◆ What is being asked
Using the material below, tally each line with the string "mounting" and report only the total.

○ ○ ○

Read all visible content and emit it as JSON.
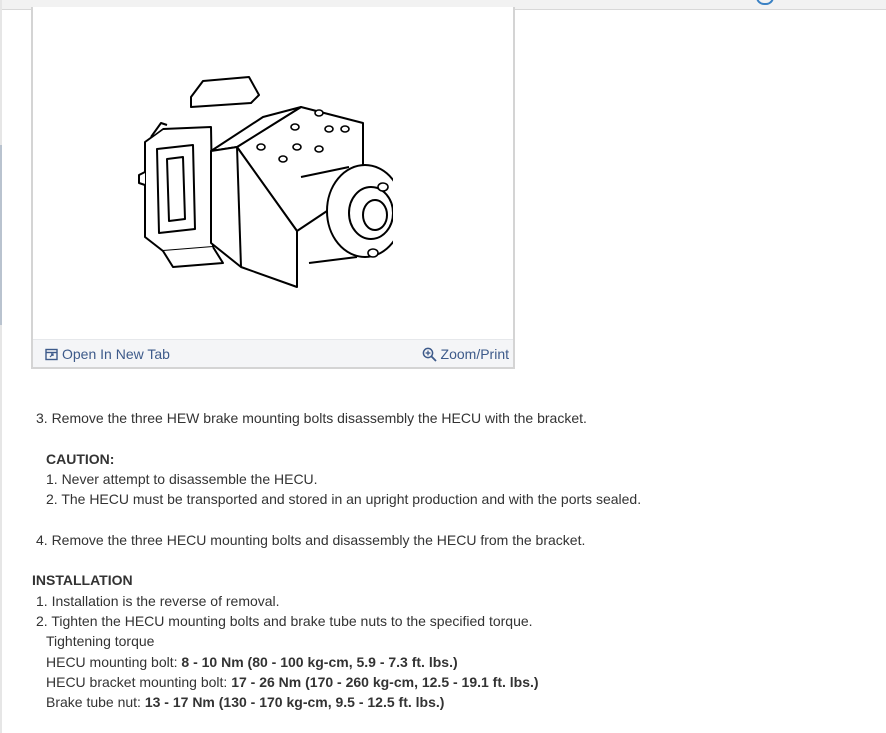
{
  "figure": {
    "toolbar": {
      "open_label": "Open In New Tab",
      "zoom_label": "Zoom/Print"
    },
    "icons": {
      "open": "open-tab-icon",
      "zoom": "zoom-in-icon"
    }
  },
  "content": {
    "step3": "3. Remove the three HEW brake mounting bolts disassembly the HECU with the bracket.",
    "caution": {
      "heading": "CAUTION:",
      "items": [
        "1. Never attempt to disassemble the HECU.",
        "2. The HECU must be transported and stored in an upright production and with the ports sealed."
      ]
    },
    "step4": "4. Remove the three HECU mounting bolts and disassembly the HECU from the bracket.",
    "installation": {
      "heading": "INSTALLATION",
      "items": [
        "1. Installation is the reverse of removal.",
        "2. Tighten the HECU mounting bolts and brake tube nuts to the specified torque."
      ],
      "torque_title": "Tightening torque",
      "torques": [
        {
          "label": "HECU mounting bolt: ",
          "value": "8 - 10 Nm (80 - 100 kg-cm, 5.9 - 7.3 ft. lbs.)"
        },
        {
          "label": "HECU bracket mounting bolt: ",
          "value": "17 - 26 Nm (170 - 260 kg-cm, 12.5 - 19.1 ft. lbs.)"
        },
        {
          "label": "Brake tube nut: ",
          "value": "13 - 17 Nm (130 - 170 kg-cm, 9.5 - 12.5 ft. lbs.)"
        }
      ]
    }
  },
  "colors": {
    "link": "#3d5a8a",
    "text": "#333333",
    "border": "#d4d4d4",
    "toolbar_bg": "#f4f5f7"
  }
}
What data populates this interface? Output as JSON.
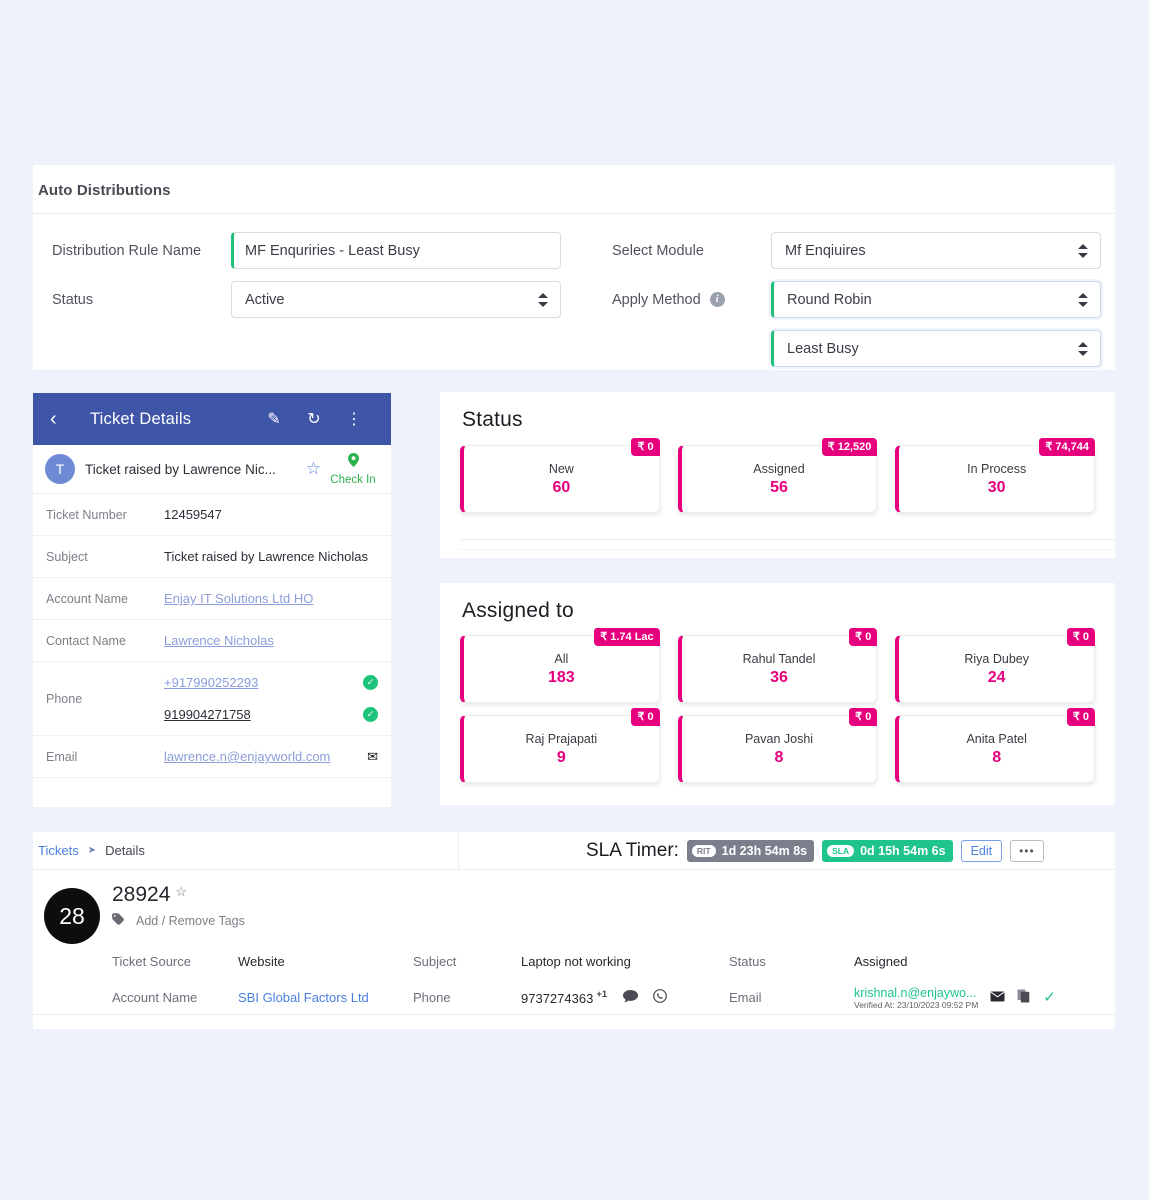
{
  "theme": {
    "page_bg": "#eef2fb",
    "accent_pink": "#e6007e",
    "header_blue": "#3e55a8",
    "green": "#1fc48a",
    "link_blue": "#4a7fe0"
  },
  "auto_distributions": {
    "title": "Auto Distributions",
    "fields": {
      "rule_name_label": "Distribution Rule Name",
      "rule_name_value": "MF Enquriries - Least Busy",
      "status_label": "Status",
      "status_value": "Active",
      "module_label": "Select Module",
      "module_value": "Mf Enqiuires",
      "apply_method_label": "Apply Method",
      "apply_method_value": "Round Robin",
      "apply_method_value_2": "Least Busy"
    },
    "icons": {
      "info": "info-icon",
      "spinner": "select-arrows-icon"
    }
  },
  "ticket_details": {
    "header": {
      "back": "‹",
      "title": "Ticket Details",
      "edit_icon": "✎",
      "refresh_icon": "↻",
      "more_icon": "⋮"
    },
    "summary": {
      "avatar_initial": "T",
      "text": "Ticket raised by Lawrence Nic...",
      "star_icon": "☆",
      "checkin_pin": "•",
      "checkin_label": "Check In"
    },
    "rows": [
      {
        "key": "Ticket Number",
        "value": "12459547",
        "style": "plain"
      },
      {
        "key": "Subject",
        "value": "Ticket raised by Lawrence Nicholas",
        "style": "plain"
      },
      {
        "key": "Account Name",
        "value": "Enjay IT Solutions Ltd HO",
        "style": "link"
      },
      {
        "key": "Contact Name",
        "value": "Lawrence Nicholas",
        "style": "link"
      }
    ],
    "phone": {
      "key": "Phone",
      "value_1": "+917990252293",
      "value_2": "919904271758",
      "verified_icon": "✓"
    },
    "email": {
      "key": "Email",
      "value": "lawrence.n@enjayworld.com",
      "mail_icon": "✉"
    }
  },
  "status_panel": {
    "title": "Status",
    "cards": [
      {
        "name": "New",
        "value": "60",
        "badge": "₹ 0"
      },
      {
        "name": "Assigned",
        "value": "56",
        "badge": "₹ 12,520"
      },
      {
        "name": "In Process",
        "value": "30",
        "badge": "₹ 74,744"
      }
    ]
  },
  "assigned_panel": {
    "title": "Assigned to",
    "row1": [
      {
        "name": "All",
        "value": "183",
        "badge": "₹ 1.74 Lac"
      },
      {
        "name": "Rahul Tandel",
        "value": "36",
        "badge": "₹ 0"
      },
      {
        "name": "Riya Dubey",
        "value": "24",
        "badge": "₹ 0"
      }
    ],
    "row2": [
      {
        "name": "Raj Prajapati",
        "value": "9",
        "badge": "₹ 0"
      },
      {
        "name": "Pavan Joshi",
        "value": "8",
        "badge": "₹ 0"
      },
      {
        "name": "Anita Patel",
        "value": "8",
        "badge": "₹ 0"
      }
    ]
  },
  "bottom_ticket": {
    "breadcrumb": {
      "root": "Tickets",
      "arrow": "➤",
      "current": "Details"
    },
    "sla": {
      "label": "SLA Timer:",
      "rit_tag": "RIT",
      "rit_value": "1d 23h 54m 8s",
      "sla_tag": "SLA",
      "sla_value": "0d 15h 54m 6s",
      "edit_button": "Edit",
      "more_button": "•••"
    },
    "avatar_number": "28",
    "ticket_id": "28924",
    "star_icon": "☆",
    "tag_icon": "⮚",
    "tags_label": "Add / Remove Tags",
    "row1": {
      "k1": "Ticket Source",
      "v1": "Website",
      "k2": "Subject",
      "v2": "Laptop not working",
      "k3": "Status",
      "v3": "Assigned"
    },
    "row2": {
      "k1": "Account Name",
      "v1": "SBI Global Factors Ltd",
      "k2": "Phone",
      "v2": "9737274363",
      "v2_sup": "+1",
      "chat_icon": "●",
      "whatsapp_icon": "◯",
      "k3": "Email",
      "email_value": "krishnal.n@enjaywo...",
      "email_verified": "Verified At: 23/10/2023 09:52 PM",
      "mail_icon": "✉",
      "copy_icon": "❐",
      "check_icon": "✓"
    }
  }
}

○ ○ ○

◆ Solution to this exercise
5